Director: Carolina Hellsgård
Writer: Carolina Hellsgård
Cast: Zita Gaier, Gedion Oduor Wekesa, Sabine Timoteo, Nicolais Borger, Malik Adan, Flora Thiemann, Anima Schwinn, Mehdi Lamrini
Seen on: 14.9.2020
Claire (Zita Gaier) is on holidays in a big club hotel in Spain with her mother Sophie (Sabine Timoteo) and her sister Zoe (Nicolais Borger). Her mother and sister are quickly busy flirting and have little interest in spending time with Claire. When Claire meets the Senegalese refugee Amram (Gedion Oduor Wekesa) who sells bracelets on the beach, her desire to help him quickly turns into a deeper emotinal connection for her.
Sunburned is a beautifully made film that combines a coming-of-age tale with a serious political topic in a way that feels very natural. It stays with Claire’s childlike perspective at all times which is often to its strength, but does fall a little short sometimes. Even so, it is a strong film worth seeing.

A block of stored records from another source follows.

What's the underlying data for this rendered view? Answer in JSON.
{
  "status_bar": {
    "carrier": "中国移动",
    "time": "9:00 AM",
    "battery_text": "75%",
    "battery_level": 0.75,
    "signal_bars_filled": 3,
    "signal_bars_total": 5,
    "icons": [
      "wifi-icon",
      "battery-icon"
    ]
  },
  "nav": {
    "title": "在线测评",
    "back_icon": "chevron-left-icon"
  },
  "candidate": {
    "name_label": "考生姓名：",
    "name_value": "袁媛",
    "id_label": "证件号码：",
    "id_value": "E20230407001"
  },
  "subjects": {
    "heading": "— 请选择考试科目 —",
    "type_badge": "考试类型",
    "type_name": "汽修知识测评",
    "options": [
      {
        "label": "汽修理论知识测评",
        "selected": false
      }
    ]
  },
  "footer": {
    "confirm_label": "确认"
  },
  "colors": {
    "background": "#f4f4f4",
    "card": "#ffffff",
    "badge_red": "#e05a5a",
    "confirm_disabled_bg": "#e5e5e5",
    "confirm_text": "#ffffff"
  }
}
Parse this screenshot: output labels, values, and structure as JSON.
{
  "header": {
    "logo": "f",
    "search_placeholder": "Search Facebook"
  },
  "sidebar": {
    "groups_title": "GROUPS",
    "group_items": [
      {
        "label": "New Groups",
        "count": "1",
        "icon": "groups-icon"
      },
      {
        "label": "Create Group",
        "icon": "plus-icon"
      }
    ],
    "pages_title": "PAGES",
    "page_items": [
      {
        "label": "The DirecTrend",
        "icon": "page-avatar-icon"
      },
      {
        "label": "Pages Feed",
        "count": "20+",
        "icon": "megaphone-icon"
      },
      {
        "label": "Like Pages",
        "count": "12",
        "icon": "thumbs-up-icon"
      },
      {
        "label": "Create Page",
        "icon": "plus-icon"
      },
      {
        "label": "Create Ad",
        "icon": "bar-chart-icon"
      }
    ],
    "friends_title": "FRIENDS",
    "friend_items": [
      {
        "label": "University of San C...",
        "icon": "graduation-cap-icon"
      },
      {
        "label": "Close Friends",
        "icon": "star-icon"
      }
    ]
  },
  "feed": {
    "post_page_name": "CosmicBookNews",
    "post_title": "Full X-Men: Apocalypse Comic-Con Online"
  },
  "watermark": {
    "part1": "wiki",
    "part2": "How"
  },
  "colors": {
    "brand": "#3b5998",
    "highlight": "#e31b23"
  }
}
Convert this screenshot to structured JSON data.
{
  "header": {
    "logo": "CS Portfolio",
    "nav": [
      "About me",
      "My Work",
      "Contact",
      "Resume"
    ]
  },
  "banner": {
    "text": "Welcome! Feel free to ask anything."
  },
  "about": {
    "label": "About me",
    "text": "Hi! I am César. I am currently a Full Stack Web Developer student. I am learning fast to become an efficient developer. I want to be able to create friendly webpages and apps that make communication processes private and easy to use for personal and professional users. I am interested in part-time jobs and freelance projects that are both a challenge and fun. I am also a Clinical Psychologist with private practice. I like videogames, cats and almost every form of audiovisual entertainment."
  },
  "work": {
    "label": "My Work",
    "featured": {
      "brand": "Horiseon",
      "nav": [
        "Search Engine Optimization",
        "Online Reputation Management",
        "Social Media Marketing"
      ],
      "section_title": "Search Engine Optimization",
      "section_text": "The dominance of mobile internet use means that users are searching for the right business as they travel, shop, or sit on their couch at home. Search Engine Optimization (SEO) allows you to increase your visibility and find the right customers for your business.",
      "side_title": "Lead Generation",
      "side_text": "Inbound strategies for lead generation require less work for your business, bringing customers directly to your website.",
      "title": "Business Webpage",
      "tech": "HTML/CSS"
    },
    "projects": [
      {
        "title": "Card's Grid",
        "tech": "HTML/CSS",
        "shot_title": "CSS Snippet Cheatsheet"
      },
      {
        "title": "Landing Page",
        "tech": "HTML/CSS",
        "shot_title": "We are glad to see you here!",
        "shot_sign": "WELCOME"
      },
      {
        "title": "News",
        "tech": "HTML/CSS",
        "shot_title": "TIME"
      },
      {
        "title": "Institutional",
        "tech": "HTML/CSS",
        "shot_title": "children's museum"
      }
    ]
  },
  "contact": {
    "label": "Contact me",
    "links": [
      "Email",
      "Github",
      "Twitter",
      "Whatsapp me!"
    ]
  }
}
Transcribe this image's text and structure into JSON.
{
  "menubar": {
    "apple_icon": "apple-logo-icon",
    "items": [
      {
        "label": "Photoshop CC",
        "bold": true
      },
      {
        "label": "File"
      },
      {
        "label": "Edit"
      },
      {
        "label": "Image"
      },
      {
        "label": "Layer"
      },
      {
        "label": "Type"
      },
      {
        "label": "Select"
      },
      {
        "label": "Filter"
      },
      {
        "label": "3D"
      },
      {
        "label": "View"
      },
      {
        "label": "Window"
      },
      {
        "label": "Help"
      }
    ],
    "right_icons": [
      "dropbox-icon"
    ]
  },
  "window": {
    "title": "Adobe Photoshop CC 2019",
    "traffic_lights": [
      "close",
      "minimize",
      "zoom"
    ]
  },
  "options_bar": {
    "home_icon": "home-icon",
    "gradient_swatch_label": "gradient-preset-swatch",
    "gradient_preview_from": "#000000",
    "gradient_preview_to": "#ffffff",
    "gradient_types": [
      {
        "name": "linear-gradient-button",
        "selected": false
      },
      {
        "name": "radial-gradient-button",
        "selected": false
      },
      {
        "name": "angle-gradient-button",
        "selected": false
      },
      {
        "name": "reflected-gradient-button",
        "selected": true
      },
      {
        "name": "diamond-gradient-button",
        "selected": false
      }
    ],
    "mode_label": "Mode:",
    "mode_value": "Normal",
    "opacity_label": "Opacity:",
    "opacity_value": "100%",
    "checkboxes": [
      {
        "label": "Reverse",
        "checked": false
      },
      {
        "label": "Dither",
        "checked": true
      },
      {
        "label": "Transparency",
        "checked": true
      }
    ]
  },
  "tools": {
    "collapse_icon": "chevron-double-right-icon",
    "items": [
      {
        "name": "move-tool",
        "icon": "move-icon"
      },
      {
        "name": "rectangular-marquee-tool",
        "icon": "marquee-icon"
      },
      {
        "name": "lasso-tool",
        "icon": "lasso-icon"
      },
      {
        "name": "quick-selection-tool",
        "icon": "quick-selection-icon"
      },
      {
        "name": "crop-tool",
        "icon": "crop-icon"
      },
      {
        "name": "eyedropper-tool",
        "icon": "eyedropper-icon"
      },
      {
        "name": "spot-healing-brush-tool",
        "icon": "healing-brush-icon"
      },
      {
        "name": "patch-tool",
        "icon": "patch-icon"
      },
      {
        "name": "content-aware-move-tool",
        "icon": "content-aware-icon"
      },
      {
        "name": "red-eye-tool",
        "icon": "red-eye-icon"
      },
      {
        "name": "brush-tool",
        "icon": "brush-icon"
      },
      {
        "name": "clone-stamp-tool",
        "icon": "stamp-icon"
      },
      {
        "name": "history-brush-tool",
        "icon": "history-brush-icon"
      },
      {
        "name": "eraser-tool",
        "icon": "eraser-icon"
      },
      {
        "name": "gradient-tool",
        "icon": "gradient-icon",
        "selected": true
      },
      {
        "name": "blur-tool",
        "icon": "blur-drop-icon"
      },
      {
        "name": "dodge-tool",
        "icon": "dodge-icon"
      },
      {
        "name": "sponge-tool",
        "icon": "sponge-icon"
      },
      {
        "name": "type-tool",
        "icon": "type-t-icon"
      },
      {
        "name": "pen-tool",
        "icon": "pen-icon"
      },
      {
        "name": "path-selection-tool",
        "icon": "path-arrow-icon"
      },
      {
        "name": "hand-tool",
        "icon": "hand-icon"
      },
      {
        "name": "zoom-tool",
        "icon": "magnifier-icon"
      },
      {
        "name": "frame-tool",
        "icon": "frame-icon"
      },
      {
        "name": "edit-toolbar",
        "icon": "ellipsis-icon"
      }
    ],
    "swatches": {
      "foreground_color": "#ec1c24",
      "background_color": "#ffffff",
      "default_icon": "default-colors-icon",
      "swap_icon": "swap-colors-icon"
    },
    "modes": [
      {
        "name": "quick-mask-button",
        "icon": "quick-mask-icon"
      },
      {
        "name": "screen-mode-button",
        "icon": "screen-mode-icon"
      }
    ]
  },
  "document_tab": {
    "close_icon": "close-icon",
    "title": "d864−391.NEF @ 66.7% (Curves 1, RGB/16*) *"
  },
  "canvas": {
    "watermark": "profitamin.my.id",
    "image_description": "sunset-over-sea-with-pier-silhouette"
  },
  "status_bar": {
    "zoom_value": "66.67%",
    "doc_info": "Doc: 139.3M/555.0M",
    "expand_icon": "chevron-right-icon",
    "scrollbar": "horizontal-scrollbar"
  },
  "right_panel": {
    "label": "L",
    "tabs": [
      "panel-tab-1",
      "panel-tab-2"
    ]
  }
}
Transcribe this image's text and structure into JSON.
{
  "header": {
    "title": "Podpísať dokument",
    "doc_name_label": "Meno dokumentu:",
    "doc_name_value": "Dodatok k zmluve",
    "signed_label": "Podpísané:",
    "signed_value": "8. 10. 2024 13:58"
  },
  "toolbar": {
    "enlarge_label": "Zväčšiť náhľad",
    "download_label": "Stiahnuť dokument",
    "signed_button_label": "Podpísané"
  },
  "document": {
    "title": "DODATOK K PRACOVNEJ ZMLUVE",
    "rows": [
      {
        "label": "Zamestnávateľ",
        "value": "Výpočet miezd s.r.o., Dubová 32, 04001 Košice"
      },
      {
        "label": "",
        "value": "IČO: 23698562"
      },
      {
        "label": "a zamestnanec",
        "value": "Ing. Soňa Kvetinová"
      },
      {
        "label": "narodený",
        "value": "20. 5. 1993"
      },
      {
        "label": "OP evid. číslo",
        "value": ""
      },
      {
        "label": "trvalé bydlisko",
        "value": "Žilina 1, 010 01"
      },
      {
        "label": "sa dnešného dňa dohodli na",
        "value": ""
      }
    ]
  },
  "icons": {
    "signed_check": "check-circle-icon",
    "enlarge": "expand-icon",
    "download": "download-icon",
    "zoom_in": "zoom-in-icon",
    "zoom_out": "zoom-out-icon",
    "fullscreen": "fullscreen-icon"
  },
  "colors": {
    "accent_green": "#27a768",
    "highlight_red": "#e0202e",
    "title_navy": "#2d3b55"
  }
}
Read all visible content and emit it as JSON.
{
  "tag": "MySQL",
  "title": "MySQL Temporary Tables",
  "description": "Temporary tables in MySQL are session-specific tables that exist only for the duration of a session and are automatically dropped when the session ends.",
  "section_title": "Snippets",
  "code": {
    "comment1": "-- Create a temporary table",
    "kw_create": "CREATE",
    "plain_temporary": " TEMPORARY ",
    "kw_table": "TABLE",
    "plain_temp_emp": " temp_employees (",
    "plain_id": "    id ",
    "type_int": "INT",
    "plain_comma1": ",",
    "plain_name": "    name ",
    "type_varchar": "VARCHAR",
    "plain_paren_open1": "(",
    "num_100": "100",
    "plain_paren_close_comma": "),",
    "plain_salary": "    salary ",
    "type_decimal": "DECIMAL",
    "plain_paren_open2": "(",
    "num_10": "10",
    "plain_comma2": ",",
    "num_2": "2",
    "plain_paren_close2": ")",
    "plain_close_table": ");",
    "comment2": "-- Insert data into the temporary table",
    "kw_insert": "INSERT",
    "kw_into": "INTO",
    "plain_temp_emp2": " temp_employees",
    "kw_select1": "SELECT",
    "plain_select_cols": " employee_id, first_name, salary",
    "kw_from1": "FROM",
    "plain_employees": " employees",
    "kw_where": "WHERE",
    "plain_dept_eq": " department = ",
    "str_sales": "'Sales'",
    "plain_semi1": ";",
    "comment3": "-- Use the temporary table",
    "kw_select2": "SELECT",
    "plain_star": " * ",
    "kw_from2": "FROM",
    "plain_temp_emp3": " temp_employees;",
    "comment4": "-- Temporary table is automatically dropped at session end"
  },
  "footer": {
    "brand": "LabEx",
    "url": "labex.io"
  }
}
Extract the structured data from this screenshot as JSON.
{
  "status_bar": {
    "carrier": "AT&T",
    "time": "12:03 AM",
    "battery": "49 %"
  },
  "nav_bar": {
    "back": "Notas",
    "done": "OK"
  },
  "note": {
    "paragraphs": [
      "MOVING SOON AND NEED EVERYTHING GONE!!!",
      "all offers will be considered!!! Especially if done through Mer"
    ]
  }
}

Even though Sunburned strikes a very different tone, it reminded me of Dirty Dancing a lot. The setting in the holiday club, how it shows the casualness with which the (female) guests avail themselves of the male staff around them (and the beach vendors are practically staff as well, albeit unpaid, illegal and in an even more precarious position than the people who officially work there, and the relationship between the two sisters (down to a couple of scenes that feel straigh-up copied). There is even dancing, though in a very different context again.
That is not to say that Sunburned isn’t its own thing or that it doesn’t have anything to add. While there are parallels, there are things that are very much different as well. Foremost that’s the fact that Claire is only 13 years old and the addition of post-colonialism and race as political dimensions here. It is very impressive how Hellsgård is able to use Claire’s naiveté to analyze the relations between Europe and Africa in a highly critical way that nails the issues and that is also distinct from, say, Paradies: Liebe and Dólares de arena.
But it is not always to the film’s advantage that it remains with Claire that absolutely, and not only because it meant that everything is filtered through the white perspective. It would have been nice if we got to see the world through Amram’s eyes a little more. Sometimes I just wished for a more structural view, a more overarching criticism than just what can be shown in individual fates – and the film lacks that.
Still, it is a really good watch, especially if you’re able to supplement the structural view yourself. Gaier is amazing, the movie is beautifully shot and it definitely makes many good points and gives you more than enough food for thought.
Summarizing: Very good.